Section 24 provides for a statutory apology scheme which will mitigate a defendant’s damage. Such an apology is not an admission of liability and evidence of the apology is not admissible in any civil action as evidence of liability of the defendant.

Remedies for defamation

Section 28 of the Defamation Act, 2009 provides for a declaratory order from the Circuit Court. This order will state that the statement was defamatory of the applicant.

Damages are also a remedy, as set out in section 31 of the act and a correction order can be made by the Courts, pursuant to section 30, and a prohibitory order pursuant to section 33. Section 32 allows a Court to order the defendant to pay aggravated and punitive damages where (b) the defendant conducted his or her defence in a manner that aggravated the injury caused to the plaintiff’s reputation by the defamatory statement.

Section 29 allows a defendant to pay a sum of money into Court in satisfaction of the defamation action.

Constitutional right to good name

Article 40.3.2 of Bunreacht na hEireann states:

The State shall, in particular, by its laws protect as best it may from unjust attack and, in the case of injustice done, vindicate the life, person, good name, and property rights of every citizen.

A defamation action will also include a claim damages for breach of the Plaintiff’s constitutional right to maintain his/her good name.

Defamation proceedings

Defamation proceedings are commenced in the High Court by way of a Plenary Summons and Statement of Claim.

What to do if you think you have been defamed

If you think you have been defamed you should consider getting professional advice.
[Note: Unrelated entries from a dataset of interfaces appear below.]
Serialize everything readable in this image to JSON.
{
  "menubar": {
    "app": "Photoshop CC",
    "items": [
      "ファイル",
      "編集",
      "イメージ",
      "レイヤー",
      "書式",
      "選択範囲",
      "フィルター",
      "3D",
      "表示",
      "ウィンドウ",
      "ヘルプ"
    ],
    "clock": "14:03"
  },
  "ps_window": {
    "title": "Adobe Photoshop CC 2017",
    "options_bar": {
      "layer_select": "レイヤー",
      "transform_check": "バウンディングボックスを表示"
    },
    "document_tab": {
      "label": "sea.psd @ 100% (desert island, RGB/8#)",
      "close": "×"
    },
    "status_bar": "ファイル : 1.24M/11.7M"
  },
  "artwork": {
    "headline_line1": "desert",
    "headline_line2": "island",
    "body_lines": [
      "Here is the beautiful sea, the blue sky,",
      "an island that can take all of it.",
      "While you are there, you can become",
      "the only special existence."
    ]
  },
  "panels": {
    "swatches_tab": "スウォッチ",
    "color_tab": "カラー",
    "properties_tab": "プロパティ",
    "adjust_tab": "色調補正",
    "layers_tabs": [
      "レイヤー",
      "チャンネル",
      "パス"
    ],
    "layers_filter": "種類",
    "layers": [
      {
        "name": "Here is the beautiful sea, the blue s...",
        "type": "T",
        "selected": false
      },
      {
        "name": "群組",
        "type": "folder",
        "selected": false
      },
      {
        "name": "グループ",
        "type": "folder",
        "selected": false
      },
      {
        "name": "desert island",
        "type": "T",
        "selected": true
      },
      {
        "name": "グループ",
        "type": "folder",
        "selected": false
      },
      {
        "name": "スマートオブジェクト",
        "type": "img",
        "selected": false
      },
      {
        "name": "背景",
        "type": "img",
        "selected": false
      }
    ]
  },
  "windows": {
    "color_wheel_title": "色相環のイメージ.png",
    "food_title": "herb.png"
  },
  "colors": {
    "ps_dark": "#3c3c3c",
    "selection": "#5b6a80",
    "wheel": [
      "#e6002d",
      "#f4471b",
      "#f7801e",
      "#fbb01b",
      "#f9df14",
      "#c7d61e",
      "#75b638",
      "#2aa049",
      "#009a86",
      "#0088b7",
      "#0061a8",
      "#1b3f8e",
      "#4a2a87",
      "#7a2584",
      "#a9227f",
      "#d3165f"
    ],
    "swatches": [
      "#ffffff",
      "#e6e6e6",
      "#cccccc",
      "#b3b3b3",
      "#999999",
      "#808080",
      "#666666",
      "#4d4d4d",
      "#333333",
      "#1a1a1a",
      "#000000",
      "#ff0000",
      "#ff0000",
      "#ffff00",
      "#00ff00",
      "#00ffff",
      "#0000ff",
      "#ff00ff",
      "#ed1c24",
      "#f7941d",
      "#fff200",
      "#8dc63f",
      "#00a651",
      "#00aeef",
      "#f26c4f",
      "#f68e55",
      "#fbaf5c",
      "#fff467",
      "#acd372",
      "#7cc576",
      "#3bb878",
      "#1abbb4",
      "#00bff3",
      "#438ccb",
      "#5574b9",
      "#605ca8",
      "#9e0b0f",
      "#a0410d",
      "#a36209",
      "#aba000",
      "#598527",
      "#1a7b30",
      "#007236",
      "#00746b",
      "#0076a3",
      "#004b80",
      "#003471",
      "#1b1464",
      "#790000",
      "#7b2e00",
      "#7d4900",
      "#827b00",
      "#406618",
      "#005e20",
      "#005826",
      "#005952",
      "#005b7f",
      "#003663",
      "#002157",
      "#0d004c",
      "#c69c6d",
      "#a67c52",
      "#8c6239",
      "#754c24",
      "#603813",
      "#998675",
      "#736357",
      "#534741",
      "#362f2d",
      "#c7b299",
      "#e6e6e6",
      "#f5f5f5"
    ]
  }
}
It is easy, in the heat of an argument online, to form the view that you have been defamed but whether you have or not is something you should get professional advice on.

Your good name and reputation is a fundamental personal right recognised in the Irish Constitution and any defamatory remarks that go unchallenged may lead to significant damage to you in both a personal and business capacity.

Depending on the context of the defamatory remarks you may also have other causes of action against anyone who makes such remarks against you, for example breach of contract, negligence, breach of duty.